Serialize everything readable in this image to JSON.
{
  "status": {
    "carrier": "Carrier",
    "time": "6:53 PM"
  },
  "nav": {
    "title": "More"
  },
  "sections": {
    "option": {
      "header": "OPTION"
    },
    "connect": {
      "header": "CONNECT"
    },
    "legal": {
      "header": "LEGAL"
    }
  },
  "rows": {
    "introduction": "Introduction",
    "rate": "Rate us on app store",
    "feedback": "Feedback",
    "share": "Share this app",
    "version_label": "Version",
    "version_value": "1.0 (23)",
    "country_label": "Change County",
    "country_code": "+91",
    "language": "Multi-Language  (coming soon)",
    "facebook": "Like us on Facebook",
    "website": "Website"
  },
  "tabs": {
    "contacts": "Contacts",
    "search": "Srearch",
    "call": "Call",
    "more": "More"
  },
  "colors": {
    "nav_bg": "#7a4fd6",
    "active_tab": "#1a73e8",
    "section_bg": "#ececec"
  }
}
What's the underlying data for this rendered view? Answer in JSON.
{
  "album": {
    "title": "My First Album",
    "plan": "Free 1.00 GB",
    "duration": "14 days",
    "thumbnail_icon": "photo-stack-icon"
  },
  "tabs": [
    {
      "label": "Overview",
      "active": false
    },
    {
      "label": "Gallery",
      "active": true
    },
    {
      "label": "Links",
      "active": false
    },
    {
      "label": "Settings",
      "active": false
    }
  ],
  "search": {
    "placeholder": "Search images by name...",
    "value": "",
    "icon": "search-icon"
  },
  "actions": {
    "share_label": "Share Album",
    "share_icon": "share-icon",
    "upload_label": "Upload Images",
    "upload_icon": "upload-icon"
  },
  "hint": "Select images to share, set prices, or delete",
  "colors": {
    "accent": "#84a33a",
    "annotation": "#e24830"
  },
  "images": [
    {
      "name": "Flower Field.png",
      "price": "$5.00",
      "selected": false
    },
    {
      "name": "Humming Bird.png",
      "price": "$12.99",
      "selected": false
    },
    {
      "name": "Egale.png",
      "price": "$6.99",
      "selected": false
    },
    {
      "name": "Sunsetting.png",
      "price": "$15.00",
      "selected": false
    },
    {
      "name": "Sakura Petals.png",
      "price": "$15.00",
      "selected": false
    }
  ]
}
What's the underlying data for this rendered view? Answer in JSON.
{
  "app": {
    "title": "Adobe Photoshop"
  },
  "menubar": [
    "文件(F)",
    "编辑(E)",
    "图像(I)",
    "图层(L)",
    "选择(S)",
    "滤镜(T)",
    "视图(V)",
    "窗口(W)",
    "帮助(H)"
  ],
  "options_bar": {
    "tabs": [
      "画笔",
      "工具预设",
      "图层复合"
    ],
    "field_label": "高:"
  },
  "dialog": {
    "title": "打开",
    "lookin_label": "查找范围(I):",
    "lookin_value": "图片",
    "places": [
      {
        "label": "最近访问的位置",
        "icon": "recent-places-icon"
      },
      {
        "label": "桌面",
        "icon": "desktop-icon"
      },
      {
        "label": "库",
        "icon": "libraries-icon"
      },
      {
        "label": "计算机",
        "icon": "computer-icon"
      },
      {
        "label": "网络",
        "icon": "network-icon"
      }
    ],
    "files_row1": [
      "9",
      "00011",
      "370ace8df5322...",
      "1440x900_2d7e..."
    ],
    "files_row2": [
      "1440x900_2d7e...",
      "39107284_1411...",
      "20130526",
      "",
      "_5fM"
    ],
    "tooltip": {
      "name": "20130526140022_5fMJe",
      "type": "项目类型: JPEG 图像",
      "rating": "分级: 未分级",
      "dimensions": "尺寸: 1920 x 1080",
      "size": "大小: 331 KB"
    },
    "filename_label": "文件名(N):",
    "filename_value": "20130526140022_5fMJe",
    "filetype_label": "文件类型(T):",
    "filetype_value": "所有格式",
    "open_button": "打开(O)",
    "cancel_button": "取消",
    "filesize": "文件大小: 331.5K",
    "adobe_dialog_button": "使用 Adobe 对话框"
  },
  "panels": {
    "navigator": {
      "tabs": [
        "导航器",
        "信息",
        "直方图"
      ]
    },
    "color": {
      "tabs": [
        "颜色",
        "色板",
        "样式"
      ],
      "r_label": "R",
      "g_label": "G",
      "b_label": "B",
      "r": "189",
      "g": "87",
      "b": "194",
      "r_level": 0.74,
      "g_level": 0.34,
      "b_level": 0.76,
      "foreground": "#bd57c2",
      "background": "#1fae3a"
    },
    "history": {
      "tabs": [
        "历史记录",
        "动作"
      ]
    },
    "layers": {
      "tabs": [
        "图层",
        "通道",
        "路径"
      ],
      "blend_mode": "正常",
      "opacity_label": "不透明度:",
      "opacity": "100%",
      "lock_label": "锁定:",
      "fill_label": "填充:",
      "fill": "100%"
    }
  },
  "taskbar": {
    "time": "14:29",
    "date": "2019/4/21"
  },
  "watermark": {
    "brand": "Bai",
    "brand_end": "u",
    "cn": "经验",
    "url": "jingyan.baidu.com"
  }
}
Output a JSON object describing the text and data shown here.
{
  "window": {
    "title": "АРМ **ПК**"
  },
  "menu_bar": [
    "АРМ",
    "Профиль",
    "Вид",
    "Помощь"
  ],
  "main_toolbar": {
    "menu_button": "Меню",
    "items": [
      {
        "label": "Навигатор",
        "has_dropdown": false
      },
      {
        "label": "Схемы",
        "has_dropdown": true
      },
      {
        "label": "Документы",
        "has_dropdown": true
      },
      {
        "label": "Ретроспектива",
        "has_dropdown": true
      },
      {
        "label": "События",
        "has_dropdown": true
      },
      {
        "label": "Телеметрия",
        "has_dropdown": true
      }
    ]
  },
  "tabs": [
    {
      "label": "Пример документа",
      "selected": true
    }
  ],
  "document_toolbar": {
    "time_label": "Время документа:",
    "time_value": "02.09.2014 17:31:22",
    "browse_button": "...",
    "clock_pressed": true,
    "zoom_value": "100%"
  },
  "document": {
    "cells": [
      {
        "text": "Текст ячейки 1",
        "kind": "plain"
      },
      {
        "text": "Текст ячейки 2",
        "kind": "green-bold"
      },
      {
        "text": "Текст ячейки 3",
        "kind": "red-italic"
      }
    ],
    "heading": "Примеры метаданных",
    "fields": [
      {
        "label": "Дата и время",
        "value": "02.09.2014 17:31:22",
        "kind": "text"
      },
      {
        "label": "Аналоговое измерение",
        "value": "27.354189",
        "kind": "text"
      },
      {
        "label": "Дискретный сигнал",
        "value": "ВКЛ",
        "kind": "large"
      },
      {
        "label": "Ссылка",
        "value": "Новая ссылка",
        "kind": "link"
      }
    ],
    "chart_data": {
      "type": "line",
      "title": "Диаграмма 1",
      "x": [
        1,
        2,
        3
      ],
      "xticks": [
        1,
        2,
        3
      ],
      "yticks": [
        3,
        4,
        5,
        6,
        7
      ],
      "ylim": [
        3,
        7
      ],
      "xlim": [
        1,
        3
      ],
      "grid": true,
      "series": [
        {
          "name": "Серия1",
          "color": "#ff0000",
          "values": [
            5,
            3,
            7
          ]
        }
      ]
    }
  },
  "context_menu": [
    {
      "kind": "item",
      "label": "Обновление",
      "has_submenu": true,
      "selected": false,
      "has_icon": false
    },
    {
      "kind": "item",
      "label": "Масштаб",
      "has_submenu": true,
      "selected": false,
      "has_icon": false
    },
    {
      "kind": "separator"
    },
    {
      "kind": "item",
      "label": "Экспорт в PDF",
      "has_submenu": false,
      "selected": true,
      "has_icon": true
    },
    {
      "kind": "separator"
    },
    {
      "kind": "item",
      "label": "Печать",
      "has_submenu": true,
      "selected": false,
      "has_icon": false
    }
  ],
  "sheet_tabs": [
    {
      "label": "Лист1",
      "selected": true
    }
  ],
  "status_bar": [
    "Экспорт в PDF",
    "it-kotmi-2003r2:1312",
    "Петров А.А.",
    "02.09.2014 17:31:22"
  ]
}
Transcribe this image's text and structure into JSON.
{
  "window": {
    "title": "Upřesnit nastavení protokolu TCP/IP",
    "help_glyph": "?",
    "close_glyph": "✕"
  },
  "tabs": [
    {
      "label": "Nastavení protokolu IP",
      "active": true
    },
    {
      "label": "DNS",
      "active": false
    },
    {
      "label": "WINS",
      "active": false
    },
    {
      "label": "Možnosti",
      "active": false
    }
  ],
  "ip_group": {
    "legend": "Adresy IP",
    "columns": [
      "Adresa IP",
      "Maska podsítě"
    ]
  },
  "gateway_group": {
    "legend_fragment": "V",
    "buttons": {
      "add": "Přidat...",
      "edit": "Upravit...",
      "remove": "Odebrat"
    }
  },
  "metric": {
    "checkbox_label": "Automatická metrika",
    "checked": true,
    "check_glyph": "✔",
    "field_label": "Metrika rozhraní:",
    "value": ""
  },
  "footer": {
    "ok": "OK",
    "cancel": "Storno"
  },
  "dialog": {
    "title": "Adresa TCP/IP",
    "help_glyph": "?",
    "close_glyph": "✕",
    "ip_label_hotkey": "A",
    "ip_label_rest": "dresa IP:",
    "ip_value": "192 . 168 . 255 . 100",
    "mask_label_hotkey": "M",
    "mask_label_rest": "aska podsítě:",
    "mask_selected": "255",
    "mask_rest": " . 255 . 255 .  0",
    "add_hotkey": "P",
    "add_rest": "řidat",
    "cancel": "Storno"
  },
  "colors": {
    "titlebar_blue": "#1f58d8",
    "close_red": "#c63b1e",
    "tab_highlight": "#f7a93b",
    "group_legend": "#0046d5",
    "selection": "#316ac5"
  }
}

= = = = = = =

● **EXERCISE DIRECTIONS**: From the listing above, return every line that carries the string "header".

● **EXPECTED ANSWER**:
      "header": "OPTION"
      "header": "CONNECT"
      "header": "LEGAL"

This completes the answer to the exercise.